The entire set of lines below should be copied exactly.

(Records excerpted from a collection)
BEGIN

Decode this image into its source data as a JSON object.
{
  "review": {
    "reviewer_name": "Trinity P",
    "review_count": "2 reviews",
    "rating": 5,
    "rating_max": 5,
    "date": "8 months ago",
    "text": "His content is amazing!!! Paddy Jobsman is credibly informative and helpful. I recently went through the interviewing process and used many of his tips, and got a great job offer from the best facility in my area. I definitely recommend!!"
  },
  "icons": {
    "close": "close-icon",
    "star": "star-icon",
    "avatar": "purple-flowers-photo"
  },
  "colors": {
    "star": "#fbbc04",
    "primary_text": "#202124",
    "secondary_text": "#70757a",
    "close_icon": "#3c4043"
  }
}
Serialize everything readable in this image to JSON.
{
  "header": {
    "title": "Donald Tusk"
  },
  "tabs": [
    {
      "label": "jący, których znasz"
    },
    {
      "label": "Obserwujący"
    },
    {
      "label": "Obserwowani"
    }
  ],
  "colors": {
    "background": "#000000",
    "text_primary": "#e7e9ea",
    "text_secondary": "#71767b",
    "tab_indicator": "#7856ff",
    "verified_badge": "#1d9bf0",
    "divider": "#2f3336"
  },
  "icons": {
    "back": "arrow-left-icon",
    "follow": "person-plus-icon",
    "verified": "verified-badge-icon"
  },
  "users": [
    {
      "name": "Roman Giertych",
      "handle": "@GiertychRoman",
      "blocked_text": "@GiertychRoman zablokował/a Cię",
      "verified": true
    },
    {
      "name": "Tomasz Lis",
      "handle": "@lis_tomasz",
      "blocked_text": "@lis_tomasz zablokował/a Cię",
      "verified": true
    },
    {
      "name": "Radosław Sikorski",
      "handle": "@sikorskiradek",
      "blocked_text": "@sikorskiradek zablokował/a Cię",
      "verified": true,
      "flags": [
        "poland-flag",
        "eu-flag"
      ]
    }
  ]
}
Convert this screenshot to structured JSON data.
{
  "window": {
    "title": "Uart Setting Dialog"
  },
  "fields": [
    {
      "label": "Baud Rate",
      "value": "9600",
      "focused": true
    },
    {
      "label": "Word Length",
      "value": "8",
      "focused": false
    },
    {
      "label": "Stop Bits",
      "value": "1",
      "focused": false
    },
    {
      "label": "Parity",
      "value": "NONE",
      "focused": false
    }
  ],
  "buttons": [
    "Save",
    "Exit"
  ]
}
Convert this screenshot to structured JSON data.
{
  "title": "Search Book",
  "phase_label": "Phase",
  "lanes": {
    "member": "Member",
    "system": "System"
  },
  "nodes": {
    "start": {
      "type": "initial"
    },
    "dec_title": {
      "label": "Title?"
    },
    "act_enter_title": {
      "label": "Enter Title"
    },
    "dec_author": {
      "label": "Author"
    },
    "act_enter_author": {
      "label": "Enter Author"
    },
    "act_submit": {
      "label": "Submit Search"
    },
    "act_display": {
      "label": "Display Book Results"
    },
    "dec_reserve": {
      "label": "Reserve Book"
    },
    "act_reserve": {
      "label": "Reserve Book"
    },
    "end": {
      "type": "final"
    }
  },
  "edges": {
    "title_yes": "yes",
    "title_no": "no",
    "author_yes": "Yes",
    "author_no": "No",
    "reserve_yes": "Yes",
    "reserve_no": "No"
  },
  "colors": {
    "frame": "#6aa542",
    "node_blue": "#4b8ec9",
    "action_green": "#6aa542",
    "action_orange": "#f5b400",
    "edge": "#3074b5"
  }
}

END

REPLY
Decode this image into its source data as a JSON object.
{
  "review": {
    "reviewer_name": "Trinity P",
    "review_count": "2 reviews",
    "rating": 5,
    "rating_max": 5,
    "date": "8 months ago",
    "text": "His content is amazing!!! Paddy Jobsman is credibly informative and helpful. I recently went through the interviewing process and used many of his tips, and got a great job offer from the best facility in my area. I definitely recommend!!"
  },
  "icons": {
    "close": "close-icon",
    "star": "star-icon",
    "avatar": "purple-flowers-photo"
  },
  "colors": {
    "star": "#fbbc04",
    "primary_text": "#202124",
    "secondary_text": "#70757a",
    "close_icon": "#3c4043"
  }
}
Serialize everything readable in this image to JSON.
{
  "header": {
    "title": "Donald Tusk"
  },
  "tabs": [
    {
      "label": "jący, których znasz"
    },
    {
      "label": "Obserwujący"
    },
    {
      "label": "Obserwowani"
    }
  ],
  "colors": {
    "background": "#000000",
    "text_primary": "#e7e9ea",
    "text_secondary": "#71767b",
    "tab_indicator": "#7856ff",
    "verified_badge": "#1d9bf0",
    "divider": "#2f3336"
  },
  "icons": {
    "back": "arrow-left-icon",
    "follow": "person-plus-icon",
    "verified": "verified-badge-icon"
  },
  "users": [
    {
      "name": "Roman Giertych",
      "handle": "@GiertychRoman",
      "blocked_text": "@GiertychRoman zablokował/a Cię",
      "verified": true
    },
    {
      "name": "Tomasz Lis",
      "handle": "@lis_tomasz",
      "blocked_text": "@lis_tomasz zablokował/a Cię",
      "verified": true
    },
    {
      "name": "Radosław Sikorski",
      "handle": "@sikorskiradek",
      "blocked_text": "@sikorskiradek zablokował/a Cię",
      "verified": true,
      "flags": [
        "poland-flag",
        "eu-flag"
      ]
    }
  ]
}
Convert this screenshot to structured JSON data.
{
  "window": {
    "title": "Uart Setting Dialog"
  },
  "fields": [
    {
      "label": "Baud Rate",
      "value": "9600",
      "focused": true
    },
    {
      "label": "Word Length",
      "value": "8",
      "focused": false
    },
    {
      "label": "Stop Bits",
      "value": "1",
      "focused": false
    },
    {
      "label": "Parity",
      "value": "NONE",
      "focused": false
    }
  ],
  "buttons": [
    "Save",
    "Exit"
  ]
}
Convert this screenshot to structured JSON data.
{
  "title": "Search Book",
  "phase_label": "Phase",
  "lanes": {
    "member": "Member",
    "system": "System"
  },
  "nodes": {
    "start": {
      "type": "initial"
    },
    "dec_title": {
      "label": "Title?"
    },
    "act_enter_title": {
      "label": "Enter Title"
    },
    "dec_author": {
      "label": "Author"
    },
    "act_enter_author": {
      "label": "Enter Author"
    },
    "act_submit": {
      "label": "Submit Search"
    },
    "act_display": {
      "label": "Display Book Results"
    },
    "dec_reserve": {
      "label": "Reserve Book"
    },
    "act_reserve": {
      "label": "Reserve Book"
    },
    "end": {
      "type": "final"
    }
  },
  "edges": {
    "title_yes": "yes",
    "title_no": "no",
    "author_yes": "Yes",
    "author_no": "No",
    "reserve_yes": "Yes",
    "reserve_no": "No"
  },
  "colors": {
    "frame": "#6aa542",
    "node_blue": "#4b8ec9",
    "action_green": "#6aa542",
    "action_orange": "#f5b400",
    "edge": "#3074b5"
  }
}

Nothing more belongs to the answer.